October 21, 2014
Re: S-264, Public Safety Workers’ Compensation
The League of Municipalities, along with the Municipal Excess Liability Fund and the New Jersey First Aid Council, oppose S-264, which has been scheduled for a vote in the State Senate this Thursday, October 23. Please contact your State Senator, urging opposition to this costly proposal.
S-264 concerns workers’ compensation for public safety workers. Specifically, this bill would create a rebuttable presumption that if, in the course of employment, a public safety worker is exposed to a carcinogen or pathogen, that any subsequent injury, disability, chronic or corollary illness or death is compensable under workers' compensation.
Clearly, we need to balance our responsibility to our public safety workers, who suffer injury or illness in the course of their service, with our responsibility to the taxpaying public. We believe that current workers’ comp provisions strike a proper balance. The provisions of this bill will, we feel, tip the scales and increase costs that will need to be passed on to taxpayers.
Throughout the almost a decade of deliberations on this bill, the League of Municipalities and the Municipal Excess Liability (MEL) have consistently communicated our willingness to discuss with the supporters alternatives that will better balance the needs of both the first responders and the taxpayers. Specifically, we have suggested the creation of a benefit outside of workers’ compensation for first responders.
S-264 in its current form is the most expensive bill of its type in the country and needlessly subsidizes the Federal Government at the expense of the New Jersey tax payers. While similar legislation adopted in Pennsylvania three years ago is significantly narrower than S-264, municipalities already report workers’ compensation premium increases of between 70% and 500% if they have fire departments. Stand-alone fire departments are often unable to secure coverage in the voluntary market and have entered the assigned risk pool.
Under S-264, New Jersey local taxpayers will substantially subsidize the Federal Government through the Social Security Medicare Program because Medicare will require municipalities to reimburse it for medical payments incurred by retirees collecting workers’ compensation under this Act. Other states avoid this problem by creating their presumption outside of the workers’ compensation law. Of the 31 states with cancer presumption laws, only 17 are in workers’ compensation. Most of the remaining 14 states either created a special program or adopted the presumption in their pension law.
Most (14) of the 17 states with cancer presumptions in their workers’ compensation laws substantially limit their exposure to the social security medical offset with a statute of limitations on the presumption.
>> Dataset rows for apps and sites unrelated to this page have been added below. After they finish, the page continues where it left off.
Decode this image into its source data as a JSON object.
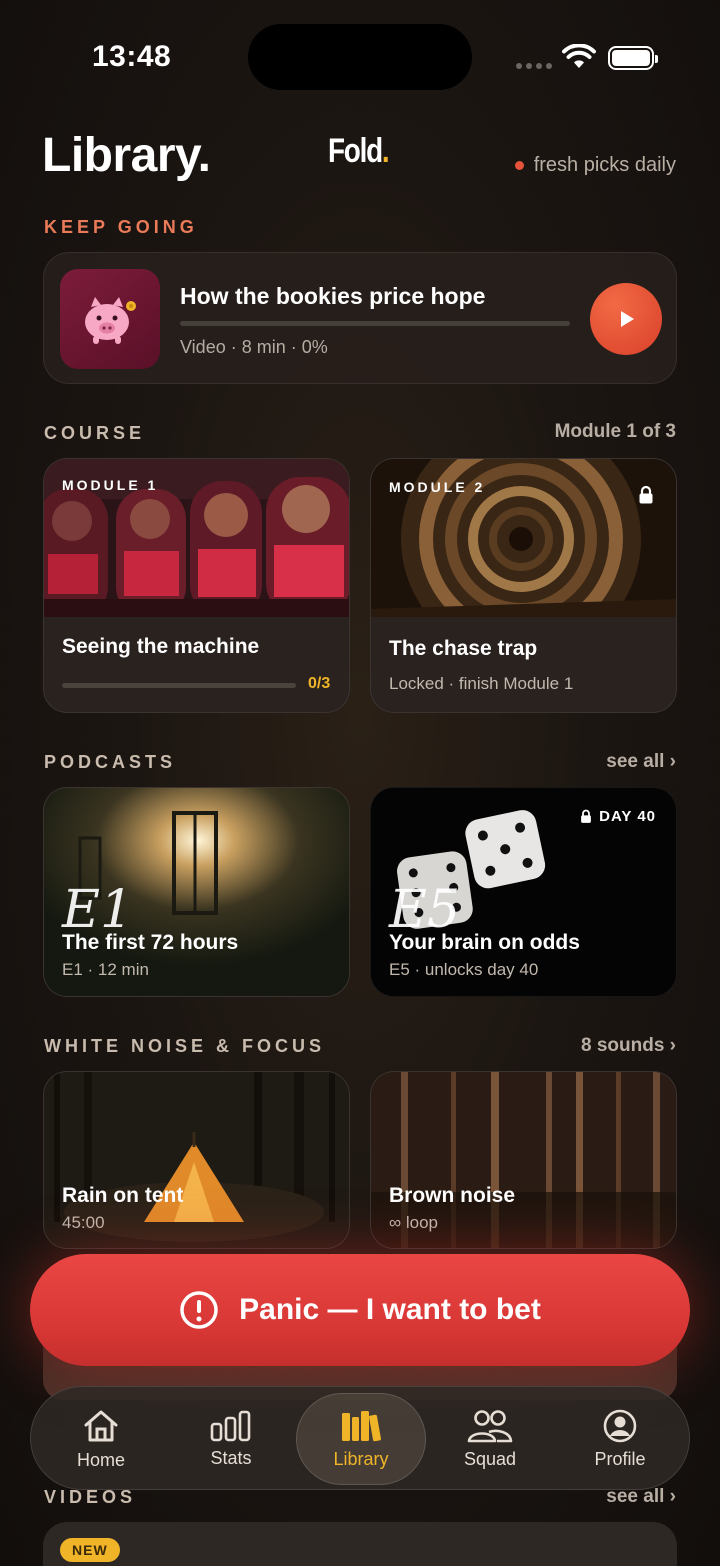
{
  "status": {
    "time": "13:48"
  },
  "header": {
    "title": "Library.",
    "brand": "Fold",
    "brand_dot": ".",
    "tagline": "fresh picks daily"
  },
  "keep_going": {
    "label": "KEEP GOING",
    "item": {
      "title": "How the bookies price hope",
      "meta": "Video · 8 min · 0%",
      "progress": 0
    }
  },
  "course": {
    "label": "COURSE",
    "link": "Module 1 of 3",
    "modules": [
      {
        "tag": "MODULE 1",
        "title": "Seeing the machine",
        "progress_text": "0/3",
        "progress": 0
      },
      {
        "tag": "MODULE 2",
        "title": "The chase trap",
        "sub": "Locked · finish Module 1",
        "locked": true
      }
    ]
  },
  "podcasts": {
    "label": "PODCASTS",
    "link": "see all ›",
    "items": [
      {
        "ep": "E1",
        "title": "The first 72 hours",
        "sub": "E1 · 12 min"
      },
      {
        "ep": "E5",
        "title": "Your brain on odds",
        "sub": "E5 · unlocks day 40",
        "badge": "DAY 40"
      }
    ]
  },
  "white_noise": {
    "label": "WHITE NOISE & FOCUS",
    "link": "8 sounds ›",
    "items": [
      {
        "title": "Rain on tent",
        "sub": "45:00"
      },
      {
        "title": "Brown noise",
        "sub": "∞ loop"
      }
    ]
  },
  "panic": {
    "label": "Panic — I want to bet"
  },
  "videos": {
    "label": "VIDEOS",
    "link": "see all ›",
    "badge": "NEW"
  },
  "tabs": [
    {
      "label": "Home",
      "icon": "home-icon"
    },
    {
      "label": "Stats",
      "icon": "stats-icon"
    },
    {
      "label": "Library",
      "icon": "library-icon",
      "active": true
    },
    {
      "label": "Squad",
      "icon": "squad-icon"
    },
    {
      "label": "Profile",
      "icon": "profile-icon"
    }
  ],
  "colors": {
    "accent": "#f0b429",
    "panic": "#e04240",
    "play": "#e5533a",
    "section_accent": "#ea7a58"
  }
}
In two of these states (Arizona and Vermont), the presumption ends at age 65. Most of the rest have a 5 year statute of limitations from the date of retirement. In Minnesota, the presumption ends as soon as the fire fighter retires. Four states (Alaska, Indiana, Texas and Washington) also exclude smokers from the presumption
S-264 as written will make it almost impossible to contest claims. Under current law in New Jersey, the standard to rebut the presumption of compensability is “preponderance of the evidence.” In S-264, the standard is raised to the impossible “clear and convincing”. Only one state, Oregon uses that standard. However, Oregon excludes volunteers from the presumption and requires career firefighters to report any claims within 7 years of retirement. The other states use the more reasonable “preponderance of the evidence” standard currently used in New Jersey.
Further, S-264 presumes that all cancers are due to on the job exposures. The current scientific evidence does not support that broad presumption in S-264. The most comprehensive study was published a year ago by the prestigious National Institute for Occupational Safety and Health (NIOSH). This study focused on 30,000 career firefighters in three major cities who were for the most part exposed before the widespread use of air breathing apparatus. The study concluded that these firefighters had a significantly higher rate of mesothelioma and an elevated rate of respiratory, digestive, and urinary cancers. The study does not support the presumption in S-264 that all cancers are related nor does not support a presumption for volunteers.
In conclusion, our recommendation is to create a study commission to examine the issue, review the NIOSH study and consider the experience of other states. Further, this issue should be addressed outside of workers’ compensation.
For these reasons, the League of Municipalities, the Municipal Excess Liability Joint Insurance Fund and the New Jersey First Aid Council oppose this bill. Please urge your State Senator to vote “No” on S-264.
Very truly yours,
William G. Dressel, Jr.